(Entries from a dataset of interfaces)
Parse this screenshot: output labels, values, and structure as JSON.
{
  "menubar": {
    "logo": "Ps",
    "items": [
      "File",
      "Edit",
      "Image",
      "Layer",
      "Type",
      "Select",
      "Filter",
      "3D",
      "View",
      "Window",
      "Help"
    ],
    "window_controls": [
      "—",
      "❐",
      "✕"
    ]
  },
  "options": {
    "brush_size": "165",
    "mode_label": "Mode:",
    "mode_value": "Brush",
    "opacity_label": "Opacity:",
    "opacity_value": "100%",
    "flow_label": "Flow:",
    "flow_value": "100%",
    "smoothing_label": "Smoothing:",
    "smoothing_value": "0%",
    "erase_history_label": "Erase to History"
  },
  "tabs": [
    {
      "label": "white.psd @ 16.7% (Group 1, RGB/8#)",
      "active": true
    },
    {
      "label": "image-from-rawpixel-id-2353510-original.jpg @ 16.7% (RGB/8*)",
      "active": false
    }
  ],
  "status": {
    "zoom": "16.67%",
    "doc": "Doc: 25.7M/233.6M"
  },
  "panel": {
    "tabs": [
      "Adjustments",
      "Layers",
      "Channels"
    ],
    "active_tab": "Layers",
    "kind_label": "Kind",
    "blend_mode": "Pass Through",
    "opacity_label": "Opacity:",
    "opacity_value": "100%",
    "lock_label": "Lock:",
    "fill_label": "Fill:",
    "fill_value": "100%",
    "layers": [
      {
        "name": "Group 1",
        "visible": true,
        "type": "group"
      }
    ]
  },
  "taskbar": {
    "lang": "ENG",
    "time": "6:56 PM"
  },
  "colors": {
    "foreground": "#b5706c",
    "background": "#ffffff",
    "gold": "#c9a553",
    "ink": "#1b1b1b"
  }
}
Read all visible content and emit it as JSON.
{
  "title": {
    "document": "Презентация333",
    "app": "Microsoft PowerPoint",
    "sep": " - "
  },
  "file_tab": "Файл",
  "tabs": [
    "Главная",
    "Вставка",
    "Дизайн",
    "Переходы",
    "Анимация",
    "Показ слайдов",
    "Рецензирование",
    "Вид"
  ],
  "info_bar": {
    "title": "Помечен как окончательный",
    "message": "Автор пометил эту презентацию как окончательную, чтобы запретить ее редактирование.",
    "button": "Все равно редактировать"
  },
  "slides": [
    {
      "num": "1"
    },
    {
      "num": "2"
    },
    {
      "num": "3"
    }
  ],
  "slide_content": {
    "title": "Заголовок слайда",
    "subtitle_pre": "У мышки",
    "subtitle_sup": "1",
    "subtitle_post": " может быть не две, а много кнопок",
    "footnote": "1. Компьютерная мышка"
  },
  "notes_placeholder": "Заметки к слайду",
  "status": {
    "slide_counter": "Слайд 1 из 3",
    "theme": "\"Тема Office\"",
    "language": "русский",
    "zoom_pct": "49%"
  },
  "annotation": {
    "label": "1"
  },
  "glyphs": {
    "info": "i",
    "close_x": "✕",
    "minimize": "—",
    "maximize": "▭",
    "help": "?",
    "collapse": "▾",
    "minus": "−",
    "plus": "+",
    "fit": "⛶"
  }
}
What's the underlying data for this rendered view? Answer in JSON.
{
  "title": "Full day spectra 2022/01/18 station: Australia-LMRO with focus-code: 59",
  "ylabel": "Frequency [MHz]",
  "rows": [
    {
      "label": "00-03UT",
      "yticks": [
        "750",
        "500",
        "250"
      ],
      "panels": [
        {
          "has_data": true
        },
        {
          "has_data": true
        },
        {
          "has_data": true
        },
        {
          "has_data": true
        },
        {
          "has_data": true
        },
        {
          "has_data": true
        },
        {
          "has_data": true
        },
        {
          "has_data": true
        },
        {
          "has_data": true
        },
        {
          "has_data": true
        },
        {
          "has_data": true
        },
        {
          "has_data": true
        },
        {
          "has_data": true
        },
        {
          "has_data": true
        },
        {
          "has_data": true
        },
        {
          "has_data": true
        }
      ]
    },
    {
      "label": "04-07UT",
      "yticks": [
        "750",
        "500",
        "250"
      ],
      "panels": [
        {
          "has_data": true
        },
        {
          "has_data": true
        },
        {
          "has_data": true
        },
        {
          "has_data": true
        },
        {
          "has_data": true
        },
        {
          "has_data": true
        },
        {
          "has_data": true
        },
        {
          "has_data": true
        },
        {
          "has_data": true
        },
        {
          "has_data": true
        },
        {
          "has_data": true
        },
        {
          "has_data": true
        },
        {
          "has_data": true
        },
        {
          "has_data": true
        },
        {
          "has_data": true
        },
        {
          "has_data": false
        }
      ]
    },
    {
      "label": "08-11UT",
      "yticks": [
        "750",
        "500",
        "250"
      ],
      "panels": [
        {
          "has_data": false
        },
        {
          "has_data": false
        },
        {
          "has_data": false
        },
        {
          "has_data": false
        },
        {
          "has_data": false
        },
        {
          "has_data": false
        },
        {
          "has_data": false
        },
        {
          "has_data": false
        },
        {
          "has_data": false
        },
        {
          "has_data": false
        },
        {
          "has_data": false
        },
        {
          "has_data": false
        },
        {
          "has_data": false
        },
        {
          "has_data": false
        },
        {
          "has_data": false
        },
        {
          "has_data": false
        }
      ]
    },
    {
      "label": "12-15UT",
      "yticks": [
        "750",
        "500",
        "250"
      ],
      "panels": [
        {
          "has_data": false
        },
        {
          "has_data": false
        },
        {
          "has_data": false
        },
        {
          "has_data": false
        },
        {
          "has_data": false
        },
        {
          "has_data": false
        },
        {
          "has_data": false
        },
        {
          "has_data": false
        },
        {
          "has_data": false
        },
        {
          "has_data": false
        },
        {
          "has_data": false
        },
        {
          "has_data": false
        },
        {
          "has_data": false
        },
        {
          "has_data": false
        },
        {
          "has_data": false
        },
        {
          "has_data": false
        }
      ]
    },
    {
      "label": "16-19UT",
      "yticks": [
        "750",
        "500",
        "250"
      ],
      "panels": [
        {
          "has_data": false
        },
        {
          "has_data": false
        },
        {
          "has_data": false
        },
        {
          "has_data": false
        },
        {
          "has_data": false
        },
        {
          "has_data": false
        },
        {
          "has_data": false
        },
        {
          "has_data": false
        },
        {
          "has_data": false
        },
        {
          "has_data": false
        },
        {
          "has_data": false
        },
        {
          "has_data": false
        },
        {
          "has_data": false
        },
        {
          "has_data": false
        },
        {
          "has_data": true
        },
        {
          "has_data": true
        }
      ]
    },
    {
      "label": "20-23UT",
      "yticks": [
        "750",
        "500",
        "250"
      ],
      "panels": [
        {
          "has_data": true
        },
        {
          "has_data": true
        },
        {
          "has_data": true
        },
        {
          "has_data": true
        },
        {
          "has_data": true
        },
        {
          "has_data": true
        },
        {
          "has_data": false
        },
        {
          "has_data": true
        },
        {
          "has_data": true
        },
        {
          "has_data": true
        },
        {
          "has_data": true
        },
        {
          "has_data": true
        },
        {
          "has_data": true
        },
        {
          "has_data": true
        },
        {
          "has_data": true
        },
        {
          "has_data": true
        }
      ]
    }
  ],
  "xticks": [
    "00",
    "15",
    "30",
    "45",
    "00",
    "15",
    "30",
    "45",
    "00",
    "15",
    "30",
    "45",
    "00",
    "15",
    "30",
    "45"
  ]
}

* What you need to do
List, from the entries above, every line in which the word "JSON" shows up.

* Answer for this exercise
Parse this screenshot: output labels, values, and structure as JSON.
Read all visible content and emit it as JSON.
What's the underlying data for this rendered view? Answer in JSON.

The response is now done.